A Watching Machine

Microsft’s Kinect is a gesture based controller, meaning you don’t actually hold anything in your hand. The device uses an array of cameras and sensors to read and interpret your body movements. This differs from, say, an iPad, which requires you to make contact with the device. Kinect is meant to stay invisible and unnoticed while functioning. It sits there and watches, listens, feels for your input gestures.



 

The unsung promise of gesture based controllers is their ability to process and interpret things happening in the physical world, a domain once reserved for living organisms like ourselves. These devices ‘see’ into our world, watch for specific types of movement, and process the corresponding data using specialized software. So, what does this mean for healthcare?

Kinect the Docs

Imagine the physicians practice of the future, with sensors based on the Kinect technology in every room connected to a futuristic version of a medical practice management system. Through the sensors, the system will know and process every action taken within the practice, silently performing many of the most tedious medical practice management duties.

Think about it:

  • Patients will be checked in when the system detects their presence
  • Patients’ health records will physically follow the patient throughout the practice
  • The physician’s actions will guide the system’s workflow, not vice versa
  • The system will recognize and log every procedure (What data entry?)
  • The resulting data could be approved by the physician at end-of-visit
  • All encounters would be recorded and could be replayed for audits

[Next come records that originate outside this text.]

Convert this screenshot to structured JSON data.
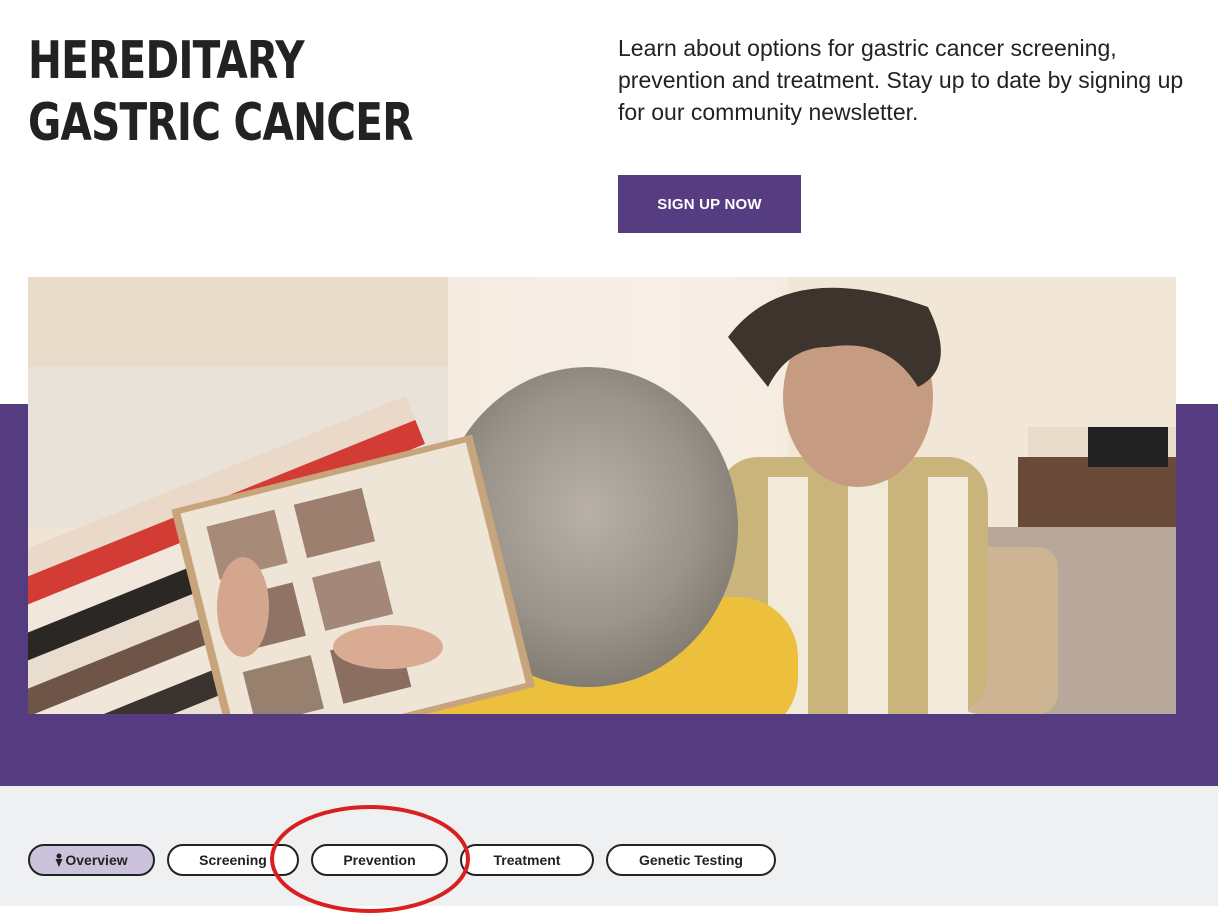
{
  "header": {
    "title": "HEREDITARY GASTRIC CANCER",
    "intro": "Learn about options for gastric cancer screening, prevention and treatment. Stay up to date by signing up for our community newsletter.",
    "signup_label": "SIGN UP NOW"
  },
  "hero": {
    "image": "photo-elderly-woman-and-man-looking-at-photo-album"
  },
  "tabs": [
    {
      "label": "Overview",
      "active": true,
      "icon": "location-pin-icon"
    },
    {
      "label": "Screening",
      "active": false
    },
    {
      "label": "Prevention",
      "active": false,
      "annotated": true
    },
    {
      "label": "Treatment",
      "active": false
    },
    {
      "label": "Genetic Testing",
      "active": false
    }
  ],
  "colors": {
    "brand_purple": "#553c80",
    "button_purple": "#563d82",
    "active_tab": "#cbc2dc",
    "tab_bar_bg": "#eff0f2",
    "annotation_red": "#d91f1f"
  }
}
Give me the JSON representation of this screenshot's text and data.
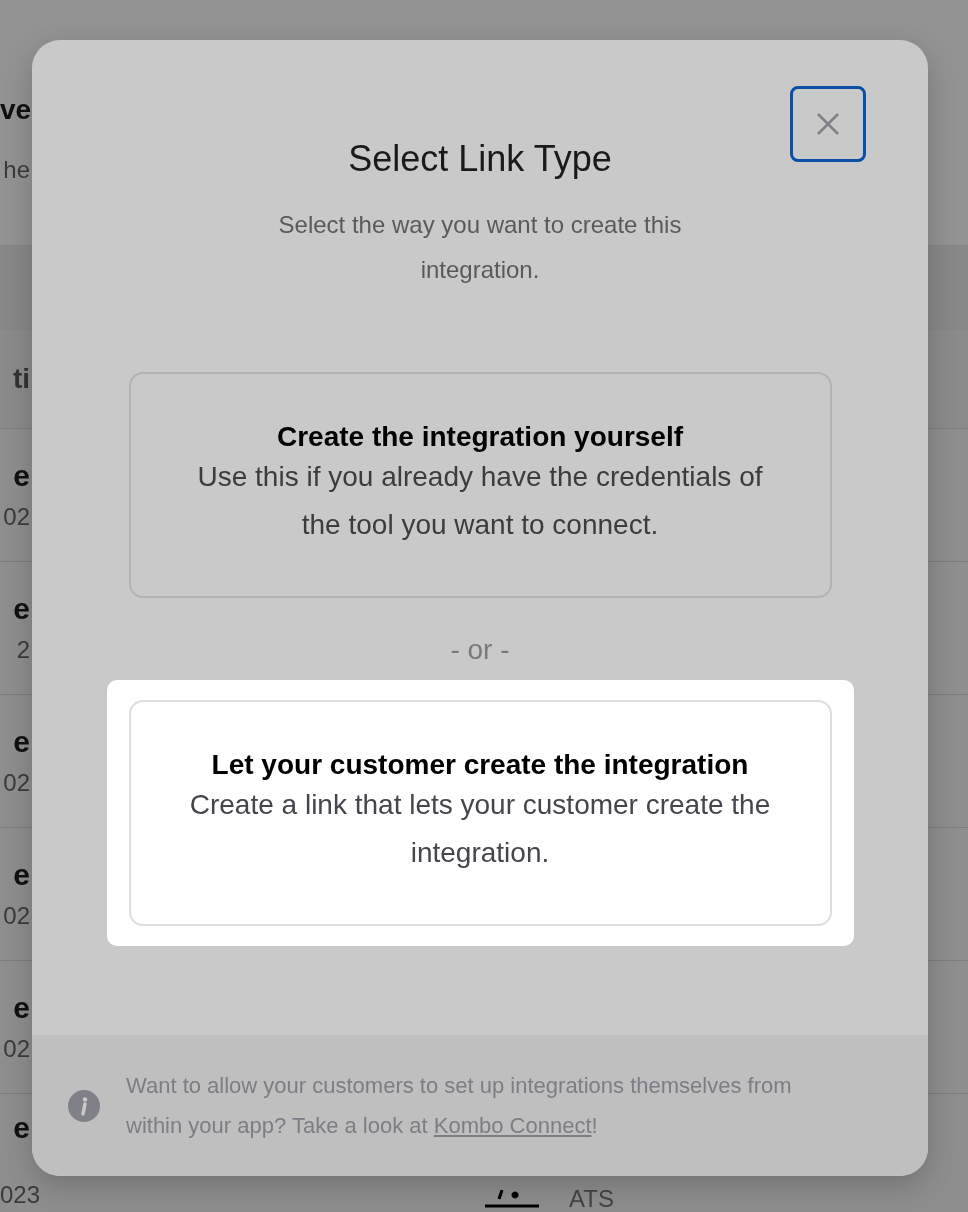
{
  "background": {
    "title": "ve",
    "subtitle": "he",
    "table_header": "ti",
    "rows": [
      {
        "name": "e",
        "date": "02"
      },
      {
        "name": "e",
        "date": "2"
      },
      {
        "name": "e",
        "date": "02"
      },
      {
        "name": "e",
        "date": "02"
      },
      {
        "name": "e",
        "date": "02"
      },
      {
        "name": "e",
        "date": "023",
        "category": "ATS"
      }
    ]
  },
  "dialog": {
    "title": "Select Link Type",
    "subtitle": "Select the way you want to create this integration.",
    "options": [
      {
        "title": "Create the integration yourself",
        "description": "Use this if you already have the credentials of the tool you want to connect.",
        "selected": false
      },
      {
        "title": "Let your customer create the integration",
        "description": "Create a link that lets your customer create the integration.",
        "selected": true
      }
    ],
    "separator": "- or -",
    "footer": {
      "text": "Want to allow your customers to set up integrations themselves from within your app? Take a look at ",
      "link": "Kombo Connect",
      "after": "!"
    }
  }
}
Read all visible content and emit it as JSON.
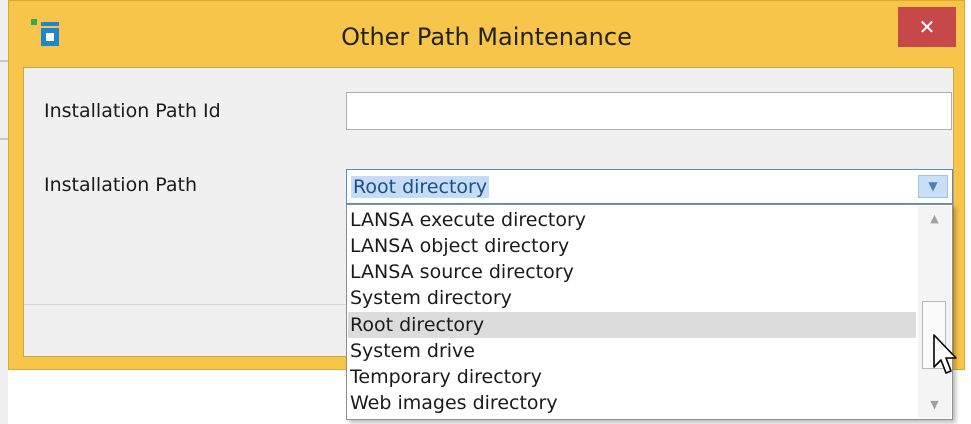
{
  "window": {
    "title": "Other Path Maintenance",
    "close_label": "✕"
  },
  "form": {
    "installation_path_id": {
      "label": "Installation Path Id",
      "value": ""
    },
    "installation_path": {
      "label": "Installation Path",
      "value": "Root directory"
    }
  },
  "dropdown": {
    "options": [
      "LANSA execute directory",
      "LANSA object directory",
      "LANSA source directory",
      "System directory",
      "Root directory",
      "System drive",
      "Temporary directory",
      "Web images directory"
    ],
    "selected": "Root directory",
    "scroll_up_icon": "▲",
    "scroll_down_icon": "▼",
    "combo_arrow_icon": "▼"
  },
  "colors": {
    "window_frame": "#f6c54a",
    "close_button": "#c74848",
    "selection_highlight": "#c6dbf4"
  }
}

Now just to be clear, we’re not making any promises here. These are lofty, distant dreams, but the reality is that we’re laying the groundwork for these systems right now. Check out some of the best Kinect hacks for more mind-blowing footage of the future that’s already here. And by all means, if you come up with some more cool ideas for the medical practice of the future, leave us a comment!